Tape of Jon Stewart: The big story continues to be economic meltdown. For anybody out there who has been living in a cave, let me just say this: Congratulations, you've apparently made the soundest real estate investment possible.
Thought we'd check in with our entertainment news guru, Mike Speier. Mike, "The Daily Show" is getting a ton of attention now, and it seems to be becoming pretty influential.
Mike Speier: It's changing the way a lot of things are. Kind of like the old "Saturday Night Live," when it was really game changing.
Vanek-Smith: Right, I mean it really seems like the play that that show gets surpasses shows with far higher ratings.
Speier: Not only that, but network news. Network news had its bad run, when everybody was complaining about the anchors or what they're showing or does anyone watch network news any more. But you know what, they are watching news and they're getting it from funny people.
Vanek-Smith: And, of course, "The Daily Show" and "The Colbert Report" have really pulled out all the stops for the financial crisis and, of course, the presidential election.
Speier: We've seen that from "The Daily Show" for the past six years, that while they're intelligent about their criticism, they still have criticism.
Vanek-Smith: And they're not restricted by the facts.
Vanek-Smith: Which is always nice.
Speier: Or by advertisers, that really would take network TV to task a little bit more than they do with cable TV.
Vanek-Smith: Speaking of which, Wall Street had gotten really involved in Hollywood, hedge funds and everything else in financing Hollywood. And that has totally dried up. What has happened to Hollywood? How are they getting money now?
Speier: Hollywood just keeps rolling along, because in the end, the lure of Hollywood has always been there. And so just this past week, two huge deals went down. Dreamworks is getting basically bankrolled by an Indian company called Reliance for about $1.5 billion. The second deal, Universal, they've just re-upped their deal with a company called Relativity.
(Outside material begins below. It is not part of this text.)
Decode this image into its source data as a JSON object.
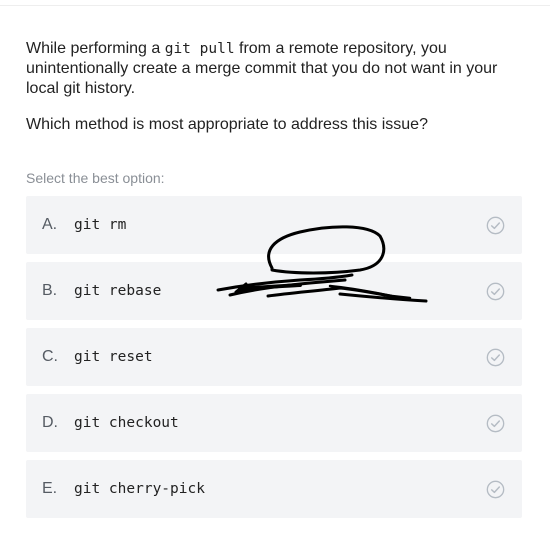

So basically, they find ways to get money, because people want to make movies.
Vanek-Smith: Mike Speier is executive editor at Daily Variety. Mike, thanks for joining us.
Speier: My pleasure.